One of the weaker writing trends that’s been popping up in a lot of writing lately has been the use of “when asked” as part of a lead-in to a quote, or in some cases, as part of a quote:
When asked if he supported the bill, the mayor said, “Not this stupid version.”
When asked about the how best to improve relations between the university and the town, the chancellor said, “We need to work together on this.”
When asked if New York Gov. Andrew Cuomo should resign amid allegations of sexual harassment, President Joe Biden had this to say.
Here’s What Alex Rodriguez Said When Asked If He Was Single Amid Jennifer Lopez Relationship Drama
This is dumb for about a dozen reasons, but here are a few that might matter to you as a journalist:
- It’s passive voice: “When asked” implies “by someone,” which means you’re introducing the quote from a weak grammatical position.
- It’s first person: “When asked by… ME! LOOK! I ASKED A QUESTION!” Are we that thirsty that we need to mention that we had the temerity to ask a guy at the fair how the corn dogs were this year?
- It’s a “No duh” moment: Of COURSE they said it when they were asked. Isn’t that how this normally works in life? Think about how weirded out you’d be if some random stranger just ran up to you and said, “Hey, I just wanted to tell you and all the readers of whatever story that you’ll be publishing that the corn dogs at this fair are FRICKIN’ AMAZING!” I don’t know about you, but I’d be backing away slowly or reaching for some pepper spray.
In the examples above, we have a few other problems as well:
- The setup incorporates lousy quoted material: In the first two versions, you get really bad quotes that don’t do a lot for the piece or for the reader. Neither of those quotes add value or quality in a complete quote kind of way. The chancellor quote is lame, while the mayor quote isn’t a full sentence.

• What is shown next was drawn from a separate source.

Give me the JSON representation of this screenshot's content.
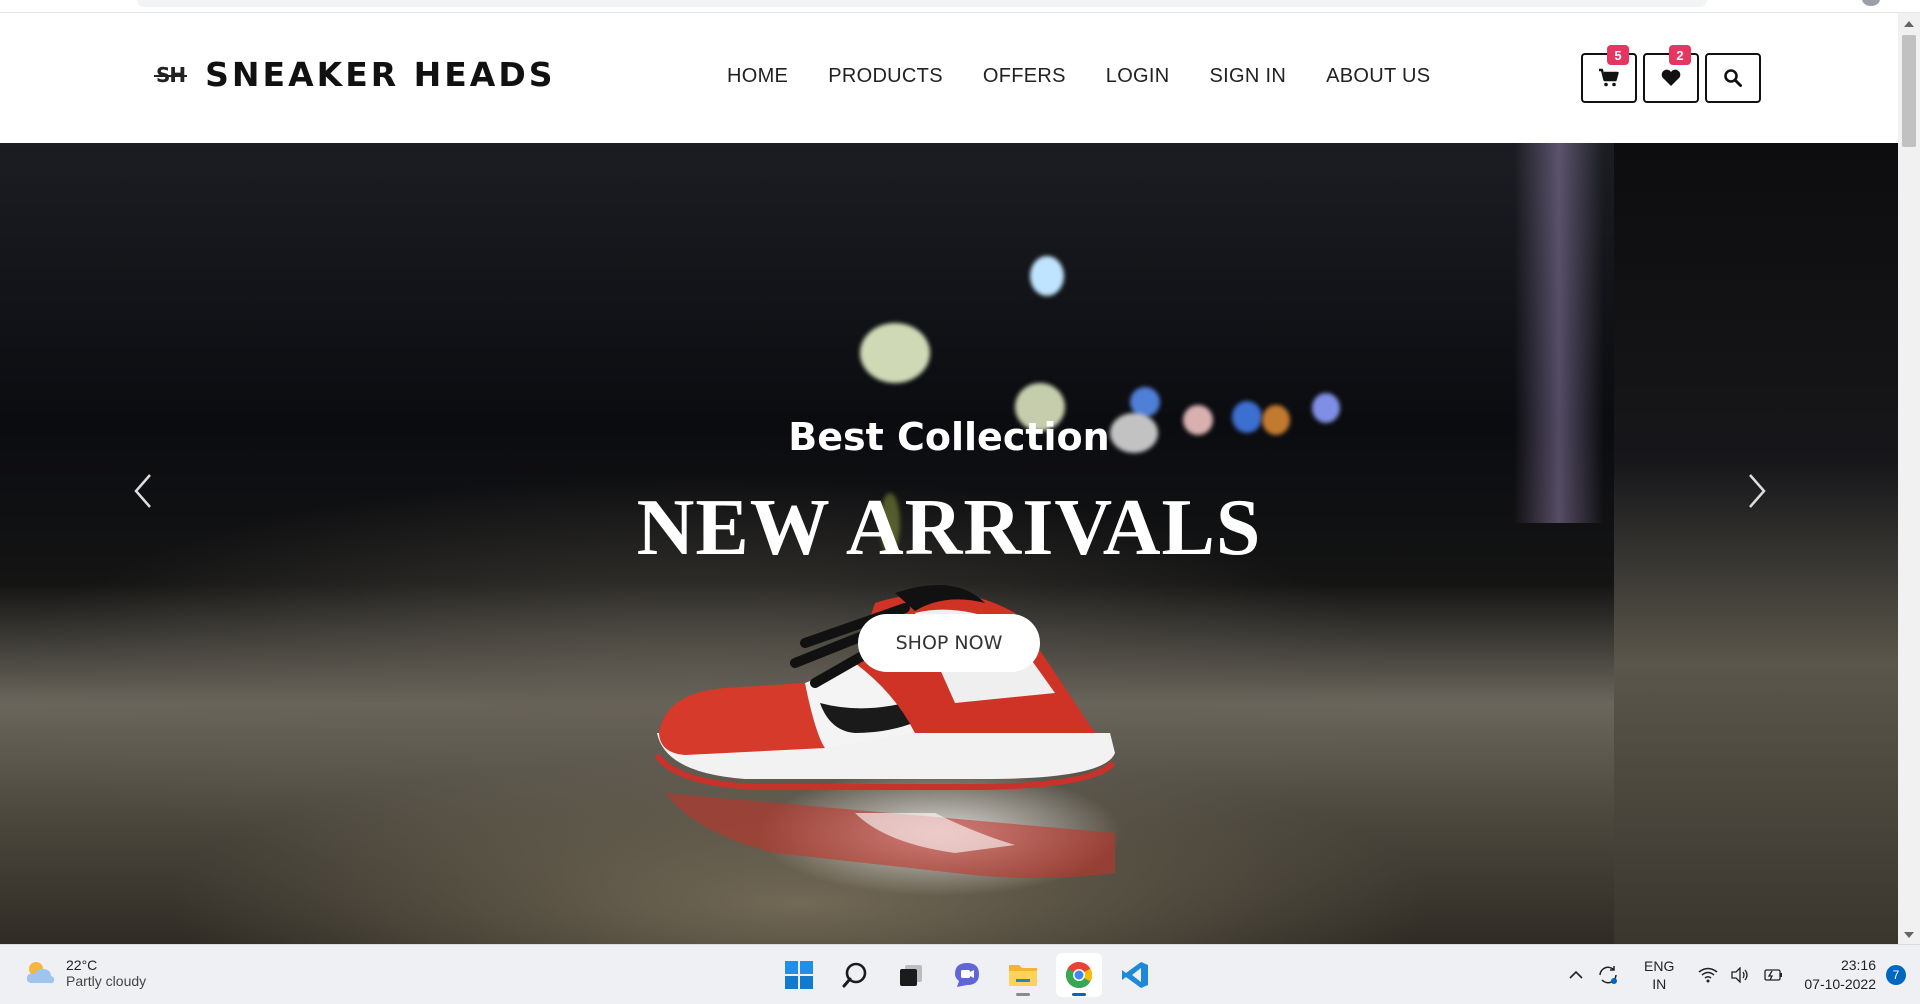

You can actually make these better through the use of either straight paraphrase or a partial quote:
- Mayor Jane Smith said she sees value in a voting-security bill but “not this stupid version,” which would require citizens to cite the pledge of allegiance backwards before casting a ballot.
- North Texarkansas State University and the city will continue to clash over parking restrictions unless the city council and the college can work together to resolve ticketing protocols, Chancellor Arlene Selridge said Tuesday.
- The set up tells me that you’re going to tell me something: In the latter two, you have actual examples of journalists telling us that they’re going to tell us something. In the Cuomo example, the build up to what the president had to say is the bulk of what’s going on in the sentence. It then leaves us with a “commercial cliffhanger” for that second paragraph. In the A-Rod/J-Lo one, we don’t even get the decency of a full chunk of information as to what that “drama” entails.
Think about it like this: If your professor walked into the classroom and said, “I have graded your midterms.” Would that be the ONLY thing you’d want to know? Probably not. Then imagine the professor saying, “I have graded your midterms. When asked by my wife how well people did, here’s what I had to say!” Is it getting any better or are you thinking, “Can I use The Force to pull mine out of the pile or an X-power to read his mind and just get my damn grade?”
The reason that paraphrase-quote works well is because each chunk of that structure has a job: The paraphrase tells you something important that will get you deeper into the piece. The quote then provides flavor, color and “sparkle” to that topic of interest while not repeating what you already know.
“When asked” takes away the best parts of both of those elements.
At least, that’s what I’d say if I were asked…